Since January 2011, Santorini has shown some signs of a volcanic reawakening(d).
In September 2013 studies revealed(f) what may be the location of the largest volcano ever to have erupted on our planet. It would have been the size of the British Isles and situated underwater in the northwest Pacific and known as Tamu Massif. It would have rivalled the Olympus Mons on Mars, but fortunately, has been dormant for 140 million years.
March 2014 saw a post on Dale Drinnon’s website(g) take the linkage between Atlantis and a volcano rather further with the suggestion that “the capital city of Atlantis in Plato’s description was built in the caldera of an extinct volcano and that many of the features of the description are volcanic in origin.The “Poseidon’ temple is the pyramidal volcanic neck, an erosional feature that stood out like a conical mound some hundreds of feet in diameter and possibly some hundreds of feet high on the outside. there was a tunnel bored through this aligned East and West, to allow the sunlight in at the beginning and the end of the day for certain rituals.”
In December 2014 a report from Princeton University revealed that a massive series of volcanic eruptions 66 million years ago can be aligned with the extinction of the dinosaurs and should be included as part of the cause of that extinction along with the Yucatan meteorite impact(h).>However, in February 2021, a report from Harvard proposed that the Yucatan impactor was a comet rather than an asteroid or meteor(s).<
In 2009, it was reported(q) that another example of contemporaneous meteorite impact and flood volcanism was identified in Belarus.

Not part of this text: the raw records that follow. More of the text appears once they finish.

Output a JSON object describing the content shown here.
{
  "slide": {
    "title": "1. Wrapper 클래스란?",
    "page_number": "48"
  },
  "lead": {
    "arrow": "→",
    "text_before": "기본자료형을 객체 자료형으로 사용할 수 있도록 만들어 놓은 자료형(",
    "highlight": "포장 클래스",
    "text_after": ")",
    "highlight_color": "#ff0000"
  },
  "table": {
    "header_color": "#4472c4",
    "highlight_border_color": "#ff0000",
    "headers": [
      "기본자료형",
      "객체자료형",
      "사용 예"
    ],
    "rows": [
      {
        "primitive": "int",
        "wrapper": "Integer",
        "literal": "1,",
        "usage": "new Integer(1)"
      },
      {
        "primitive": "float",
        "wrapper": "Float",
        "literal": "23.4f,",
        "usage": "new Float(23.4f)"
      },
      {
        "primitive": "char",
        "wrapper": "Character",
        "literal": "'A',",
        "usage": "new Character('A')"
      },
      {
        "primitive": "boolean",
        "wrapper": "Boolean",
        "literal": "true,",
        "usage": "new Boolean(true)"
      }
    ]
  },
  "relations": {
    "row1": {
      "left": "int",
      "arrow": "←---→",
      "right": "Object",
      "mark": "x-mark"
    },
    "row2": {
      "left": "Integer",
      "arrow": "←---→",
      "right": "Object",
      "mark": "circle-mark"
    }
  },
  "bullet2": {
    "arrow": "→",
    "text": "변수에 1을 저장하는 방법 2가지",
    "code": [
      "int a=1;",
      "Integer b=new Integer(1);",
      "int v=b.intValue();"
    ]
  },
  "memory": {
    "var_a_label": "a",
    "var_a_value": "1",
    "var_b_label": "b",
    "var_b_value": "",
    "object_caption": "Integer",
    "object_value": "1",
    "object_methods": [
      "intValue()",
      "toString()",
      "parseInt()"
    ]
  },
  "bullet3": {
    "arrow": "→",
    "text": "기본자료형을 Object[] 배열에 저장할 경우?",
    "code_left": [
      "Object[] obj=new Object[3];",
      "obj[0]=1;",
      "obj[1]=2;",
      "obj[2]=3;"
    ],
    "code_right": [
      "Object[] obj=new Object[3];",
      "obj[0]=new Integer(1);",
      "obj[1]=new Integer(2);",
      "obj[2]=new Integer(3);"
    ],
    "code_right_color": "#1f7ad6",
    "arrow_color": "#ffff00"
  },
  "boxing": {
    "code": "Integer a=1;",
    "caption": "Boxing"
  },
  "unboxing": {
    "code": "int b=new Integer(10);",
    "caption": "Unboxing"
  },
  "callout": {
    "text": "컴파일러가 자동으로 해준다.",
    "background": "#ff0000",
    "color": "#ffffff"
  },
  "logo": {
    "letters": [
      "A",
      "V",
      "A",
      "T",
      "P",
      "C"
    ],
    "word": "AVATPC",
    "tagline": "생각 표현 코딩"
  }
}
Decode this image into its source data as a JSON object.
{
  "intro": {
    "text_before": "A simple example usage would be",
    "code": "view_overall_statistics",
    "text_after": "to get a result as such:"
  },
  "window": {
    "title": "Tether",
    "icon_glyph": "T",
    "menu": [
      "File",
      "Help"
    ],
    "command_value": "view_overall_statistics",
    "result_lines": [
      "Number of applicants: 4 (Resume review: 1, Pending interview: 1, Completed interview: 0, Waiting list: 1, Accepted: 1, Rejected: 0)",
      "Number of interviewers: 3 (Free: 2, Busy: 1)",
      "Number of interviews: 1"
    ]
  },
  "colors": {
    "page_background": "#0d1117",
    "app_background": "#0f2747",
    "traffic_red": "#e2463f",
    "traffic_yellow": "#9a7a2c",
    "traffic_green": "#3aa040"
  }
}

The Laki volcano in Iceland erupted in 1783, killing 9,000 local people but more dramatically causing the Nile Valley population to be cut by a sixth, according to a study published by scientists at Rutgers, The State University of New Jersey. “The study is the first to conclusively establish the linkage between high-latitude eruptions and the water supply in North Africa”(j).
A 2015 report(k) suggests that a series of North American volcanic eruptions in 536 AD had such a detrimental effect on the climate of Europe that contributed to the demise of the Roman Empire.
Furthermore, there is now evidence(m) that the eruption of El Chicon volcano in Southern Mexico around 540 AD led to the disruption of the Maya civilisation. Can there be a connection between these two events? In 2020, it was reported that the massive Tierra Blanca Joven eruption of the Ilopango volcano in El Salvador had been accurately dated to within a year or two of 431 AD, which also devastated Maya communities within an eighty kilometre radius(r).
However, David Keys in his book, Catastrophe, has proposed that a massive eruption of Krakatoa around 535 AD caused disruption on a global scale. Matthew Toohey from the GEOMAR Helmholtz Centre for Ocean Research in Kiel, Germany, has suggested the possibility of a double event involving both El Chicon and Krakatoa!
Recently the longest (1,200 miles) continental volcano chain was identified in Australia(l).
The BBC reported(n) in 2016 that “Deep-sea volcanoes are so remote, until recently we did not even know they existed” and although “We do not see them erupt, yet more than half of the Earth’s crust can be attributed to their dramatic explosions” and “In fact, the mid-ocean ridges form the largest volcanic systems on Earth. But as they are largely hidden from sight, they have long remained elusive.”
In July 2017, the BBC offered an interesting article on the potential ongoing threat from supervolcanoes around our globe(p) and the inevitability of a future eruption.